NAUGATUCK — Many years ago, Lyle Montanye, Sr. took his brand new truck, leather seats polished to a lustrous shine, for a drive down a steeply sloped road.
“I just about slid off the seat and crashed into a stone wall or a fire hydrant,” he recalled. “The only way I could keep myself on the seat was to fasten my safety belt.”
Montanye learned his safe-driving lesson the easy way. Now, the former New York state trooper tries to make sure fellow senior citizens don’t have to learn theirs the hard way.
Monday morning, before a class of 31 at the Naugatuck Senior Center, Montanye led an AARP safe driving course.
“I tell our seniors that they’re going to be ACE drivers,” senior center director Harvey Leon Frydman said. “That’s alert, courteous and educated. And that’s what they’re doing—they’re getting educated.”
The borough’s senior center hosts the approximately four-hour course almost every month, usually drawing a sizeable enrollment. Participants receive certificates upon completion, which in some cases entitle them to insurance discounts.
Montanye reviewed safety habits that apply to everyone—like wearing a seatbelt and not driving drunk—as well as some geared specifically toward his older audience. The most heavily stressed pointer—reinforced by a video—was that a senior driver should maintain a four-second gap between his vehicle and the one in front of him.
“OK, here’s an abutment, the end of a bridge,” Montanye said, demonstrating the scenario with his podium and a pair of plastic cars borrowed from his grandson. “… One thousand one, one thousand two, one thousand three,” he counted, keeping the second car a safe distance behind the first. “If you get up to the third [second], and you haven’t come to that abutment, you are in shape.”
While many teen driving courses and a recent Allstate Insurance commercial recommend a two-second gap, AARP suggests four for seniors to allow plenty of time to react to sudden braking by another vehicle or an obstruction in the road.
According to the U.S. Department of Transportation, the rate of fatal crashes increases as people age. At ages 65-69, the fatality rate is less than two per 100 million miles driven; it jumps to almost five between the ages of 75 and 79 and skyrockets to 15 over the age of 85.

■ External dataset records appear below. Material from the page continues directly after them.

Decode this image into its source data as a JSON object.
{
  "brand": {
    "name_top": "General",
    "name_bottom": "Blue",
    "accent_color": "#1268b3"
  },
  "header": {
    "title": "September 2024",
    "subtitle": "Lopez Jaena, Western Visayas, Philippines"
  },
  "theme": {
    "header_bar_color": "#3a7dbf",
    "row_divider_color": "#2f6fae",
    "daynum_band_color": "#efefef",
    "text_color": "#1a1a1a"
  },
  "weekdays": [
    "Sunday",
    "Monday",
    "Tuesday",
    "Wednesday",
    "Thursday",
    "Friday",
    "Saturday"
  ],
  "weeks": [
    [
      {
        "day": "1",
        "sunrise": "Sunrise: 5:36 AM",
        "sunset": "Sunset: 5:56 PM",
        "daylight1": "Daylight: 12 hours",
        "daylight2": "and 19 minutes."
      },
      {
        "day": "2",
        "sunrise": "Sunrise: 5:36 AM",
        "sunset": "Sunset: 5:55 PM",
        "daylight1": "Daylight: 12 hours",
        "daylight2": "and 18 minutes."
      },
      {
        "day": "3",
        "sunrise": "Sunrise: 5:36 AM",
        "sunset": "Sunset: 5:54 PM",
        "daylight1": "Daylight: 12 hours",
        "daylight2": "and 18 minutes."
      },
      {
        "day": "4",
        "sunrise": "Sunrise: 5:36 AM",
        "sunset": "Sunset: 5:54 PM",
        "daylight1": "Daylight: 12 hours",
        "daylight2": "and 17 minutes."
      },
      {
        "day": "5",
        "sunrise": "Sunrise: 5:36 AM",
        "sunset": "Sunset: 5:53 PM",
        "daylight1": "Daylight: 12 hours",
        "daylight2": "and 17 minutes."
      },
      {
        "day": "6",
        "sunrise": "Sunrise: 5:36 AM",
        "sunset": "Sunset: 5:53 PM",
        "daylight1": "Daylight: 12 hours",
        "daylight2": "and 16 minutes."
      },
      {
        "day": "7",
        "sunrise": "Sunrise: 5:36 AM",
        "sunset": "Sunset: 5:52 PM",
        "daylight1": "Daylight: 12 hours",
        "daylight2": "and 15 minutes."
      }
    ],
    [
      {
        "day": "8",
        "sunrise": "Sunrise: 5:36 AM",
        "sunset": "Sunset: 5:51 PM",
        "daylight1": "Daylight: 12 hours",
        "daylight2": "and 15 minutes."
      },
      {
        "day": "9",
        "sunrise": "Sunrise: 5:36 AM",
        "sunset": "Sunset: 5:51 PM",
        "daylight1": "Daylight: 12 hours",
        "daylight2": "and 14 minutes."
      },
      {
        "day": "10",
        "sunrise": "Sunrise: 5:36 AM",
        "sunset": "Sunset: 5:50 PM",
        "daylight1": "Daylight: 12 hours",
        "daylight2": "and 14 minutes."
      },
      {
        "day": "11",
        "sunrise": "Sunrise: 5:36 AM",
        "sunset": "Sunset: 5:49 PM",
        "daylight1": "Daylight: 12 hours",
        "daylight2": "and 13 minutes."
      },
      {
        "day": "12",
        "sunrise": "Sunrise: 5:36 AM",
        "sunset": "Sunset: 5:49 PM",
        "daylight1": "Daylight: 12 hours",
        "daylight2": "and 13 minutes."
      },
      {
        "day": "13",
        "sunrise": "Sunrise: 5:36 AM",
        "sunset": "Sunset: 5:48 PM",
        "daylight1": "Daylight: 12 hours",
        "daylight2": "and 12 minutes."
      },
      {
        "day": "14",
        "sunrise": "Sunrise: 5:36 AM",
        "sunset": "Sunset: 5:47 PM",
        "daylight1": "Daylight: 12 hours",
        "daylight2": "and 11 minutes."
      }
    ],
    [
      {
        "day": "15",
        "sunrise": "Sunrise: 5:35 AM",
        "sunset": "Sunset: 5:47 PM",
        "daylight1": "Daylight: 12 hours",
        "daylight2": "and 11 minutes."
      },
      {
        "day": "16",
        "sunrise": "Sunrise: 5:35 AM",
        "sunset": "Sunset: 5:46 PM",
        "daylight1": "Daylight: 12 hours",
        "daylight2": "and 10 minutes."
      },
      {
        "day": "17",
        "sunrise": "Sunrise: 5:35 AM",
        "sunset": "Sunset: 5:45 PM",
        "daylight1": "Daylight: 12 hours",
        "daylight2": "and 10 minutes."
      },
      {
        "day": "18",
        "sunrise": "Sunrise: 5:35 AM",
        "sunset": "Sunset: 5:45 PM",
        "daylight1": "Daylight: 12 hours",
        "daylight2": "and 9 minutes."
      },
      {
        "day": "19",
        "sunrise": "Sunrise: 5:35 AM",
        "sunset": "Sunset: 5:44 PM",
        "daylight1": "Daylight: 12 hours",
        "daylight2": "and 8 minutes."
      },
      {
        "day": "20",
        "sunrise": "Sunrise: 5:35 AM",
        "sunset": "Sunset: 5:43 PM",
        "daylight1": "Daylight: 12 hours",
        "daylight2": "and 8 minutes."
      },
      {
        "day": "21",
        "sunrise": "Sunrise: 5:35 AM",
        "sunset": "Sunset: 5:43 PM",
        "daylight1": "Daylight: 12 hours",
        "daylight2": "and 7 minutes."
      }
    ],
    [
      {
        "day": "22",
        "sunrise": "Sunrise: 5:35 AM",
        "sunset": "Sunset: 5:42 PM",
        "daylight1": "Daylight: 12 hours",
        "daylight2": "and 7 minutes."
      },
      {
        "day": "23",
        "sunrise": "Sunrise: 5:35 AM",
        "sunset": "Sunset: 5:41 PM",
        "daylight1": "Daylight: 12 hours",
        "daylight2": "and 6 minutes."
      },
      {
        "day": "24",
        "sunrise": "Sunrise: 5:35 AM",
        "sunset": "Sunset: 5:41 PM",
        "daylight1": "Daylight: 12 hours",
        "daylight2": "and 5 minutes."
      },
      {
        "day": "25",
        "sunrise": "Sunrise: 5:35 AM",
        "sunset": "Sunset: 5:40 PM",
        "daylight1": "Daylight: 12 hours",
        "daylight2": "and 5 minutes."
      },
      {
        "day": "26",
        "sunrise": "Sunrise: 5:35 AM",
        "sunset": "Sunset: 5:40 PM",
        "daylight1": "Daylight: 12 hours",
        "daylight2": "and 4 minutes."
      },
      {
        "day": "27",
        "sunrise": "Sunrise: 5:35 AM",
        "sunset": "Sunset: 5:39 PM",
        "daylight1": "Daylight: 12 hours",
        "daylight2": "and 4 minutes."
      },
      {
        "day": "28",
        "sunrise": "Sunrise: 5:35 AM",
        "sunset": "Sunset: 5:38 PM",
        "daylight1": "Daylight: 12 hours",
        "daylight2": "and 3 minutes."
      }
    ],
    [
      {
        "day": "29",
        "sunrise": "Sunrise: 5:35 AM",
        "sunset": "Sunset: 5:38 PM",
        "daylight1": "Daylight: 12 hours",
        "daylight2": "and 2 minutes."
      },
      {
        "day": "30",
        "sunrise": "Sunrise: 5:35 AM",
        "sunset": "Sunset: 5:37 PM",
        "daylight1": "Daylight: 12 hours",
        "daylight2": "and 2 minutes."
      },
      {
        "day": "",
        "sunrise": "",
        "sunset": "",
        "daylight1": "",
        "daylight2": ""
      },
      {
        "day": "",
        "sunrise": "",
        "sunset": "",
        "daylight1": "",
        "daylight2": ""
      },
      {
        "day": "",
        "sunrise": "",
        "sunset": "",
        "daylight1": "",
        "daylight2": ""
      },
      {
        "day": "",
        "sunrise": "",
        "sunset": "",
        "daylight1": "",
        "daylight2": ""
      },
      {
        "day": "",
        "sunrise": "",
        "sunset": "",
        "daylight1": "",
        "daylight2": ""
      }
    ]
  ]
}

Among those watching Montanye’s presentation was David Cronin, himself a senior citizen and a former AARP driving instructor who was there to hear the organization’s most up-to-date tips.
“These courses can be very beneficial, and I’m hoping to start teaching again soon,” Cronin said.
While there comes a time when it is no longer safe for a senior to drive, Frydman said he believes most seniors can stay behind the wheel, if they understand how to adjust their habits as they age.
“They want to keep their independence, but they also want to be responsible,” he said. “No one wants to be in crashes.”